TASK DIRECTIONS —
Search the entries below for "JSON", and copy each line where it appears.

EXERCISE MATERIALS —
__________
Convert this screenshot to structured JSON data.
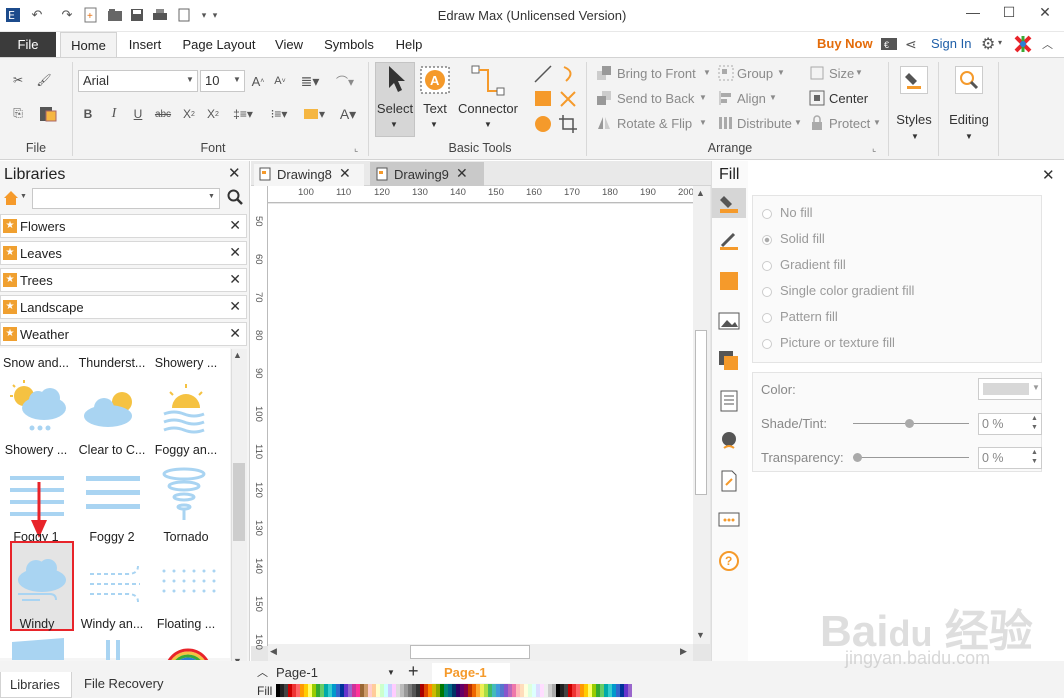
{
  "window": {
    "title": "Edraw Max (Unlicensed Version)"
  },
  "menu": {
    "file": "File",
    "tabs": [
      "Home",
      "Insert",
      "Page Layout",
      "View",
      "Symbols",
      "Help"
    ],
    "buy_now": "Buy Now",
    "sign_in": "Sign In"
  },
  "ribbon": {
    "file_group": "File",
    "font_group": "Font",
    "font_name": "Arial",
    "font_size": "10",
    "basic_tools_group": "Basic Tools",
    "select": "Select",
    "text": "Text",
    "connector": "Connector",
    "arrange_group": "Arrange",
    "bring_to_front": "Bring to Front",
    "send_to_back": "Send to Back",
    "rotate_flip": "Rotate & Flip",
    "group": "Group",
    "align": "Align",
    "distribute": "Distribute",
    "size": "Size",
    "center": "Center",
    "protect": "Protect",
    "styles": "Styles",
    "editing": "Editing"
  },
  "libraries": {
    "title": "Libraries",
    "search_placeholder": "",
    "categories": [
      "Flowers",
      "Leaves",
      "Trees",
      "Landscape",
      "Weather"
    ],
    "shapes": [
      "Snow and...",
      "Thunderst...",
      "Showery ...",
      "Showery ...",
      "Clear to C...",
      "Foggy an...",
      "Foggy 1",
      "Foggy 2",
      "Tornado",
      "Windy",
      "Windy an...",
      "Floating ..."
    ],
    "bottom_tabs": [
      "Libraries",
      "File Recovery"
    ]
  },
  "doc_tabs": [
    "Drawing8",
    "Drawing9"
  ],
  "ruler": {
    "h": [
      "100",
      "110",
      "120",
      "130",
      "140",
      "150",
      "160",
      "170",
      "180",
      "190",
      "200"
    ],
    "v": [
      "50",
      "60",
      "70",
      "80",
      "90",
      "100",
      "110",
      "120",
      "130",
      "140",
      "150",
      "160"
    ]
  },
  "page_bar": {
    "page_select": "Page-1",
    "page_tab": "Page-1",
    "fill_label": "Fill"
  },
  "fill_panel": {
    "title": "Fill",
    "options": [
      "No fill",
      "Solid fill",
      "Gradient fill",
      "Single color gradient fill",
      "Pattern fill",
      "Picture or texture fill"
    ],
    "color_label": "Color:",
    "shade_label": "Shade/Tint:",
    "shade_value": "0 %",
    "transparency_label": "Transparency:",
    "transparency_value": "0 %"
  },
  "colors": {
    "accent": "#f59a2b",
    "ribbon_bg": "#f3f3f3",
    "file_tab": "#3b3b3b",
    "buy_now": "#e46c0a",
    "sign_in": "#1f5fa8",
    "highlight": "#e8242a",
    "weather_blue": "#a9d4f2",
    "sun": "#f5c242"
  }
}
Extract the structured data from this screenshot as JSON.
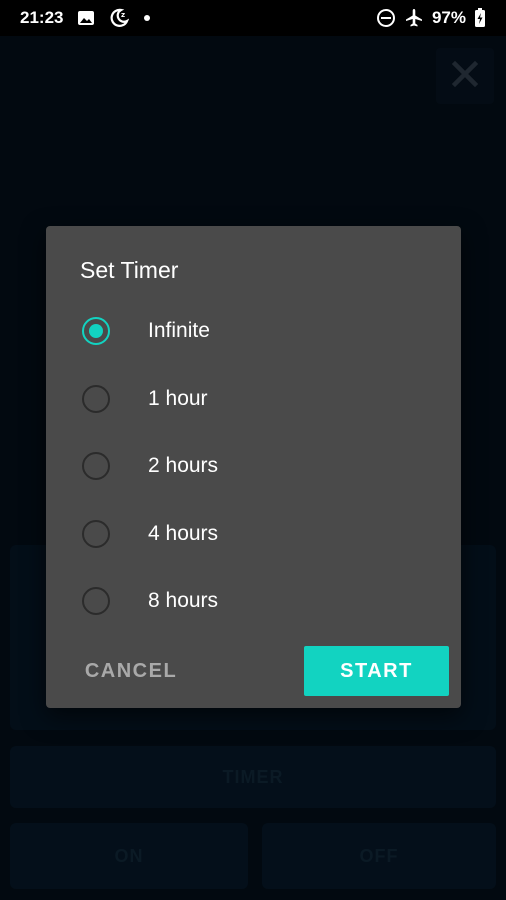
{
  "status_bar": {
    "time": "21:23",
    "battery_percent": "97%",
    "left_icons": [
      "image-icon",
      "do-not-disturb-moon-icon",
      "notification-dot-icon"
    ],
    "right_icons": [
      "dnd-minus-icon",
      "airplane-icon",
      "battery-charging-icon"
    ]
  },
  "background": {
    "close_icon": "close-icon",
    "timer_label": "TIMER",
    "on_label": "ON",
    "off_label": "OFF"
  },
  "dialog": {
    "title": "Set Timer",
    "options": [
      {
        "label": "Infinite",
        "checked": true
      },
      {
        "label": "1 hour",
        "checked": false
      },
      {
        "label": "2 hours",
        "checked": false
      },
      {
        "label": "4 hours",
        "checked": false
      },
      {
        "label": "8 hours",
        "checked": false
      }
    ],
    "cancel_label": "CANCEL",
    "start_label": "START"
  },
  "colors": {
    "accent": "#12d3c1",
    "dialog_bg": "#4a4a4a",
    "app_bg": "#030c16"
  }
}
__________
EXPECTED ANSWER —
Convert this screenshot to structured JSON data.
Extract the structured data from this screenshot as JSON.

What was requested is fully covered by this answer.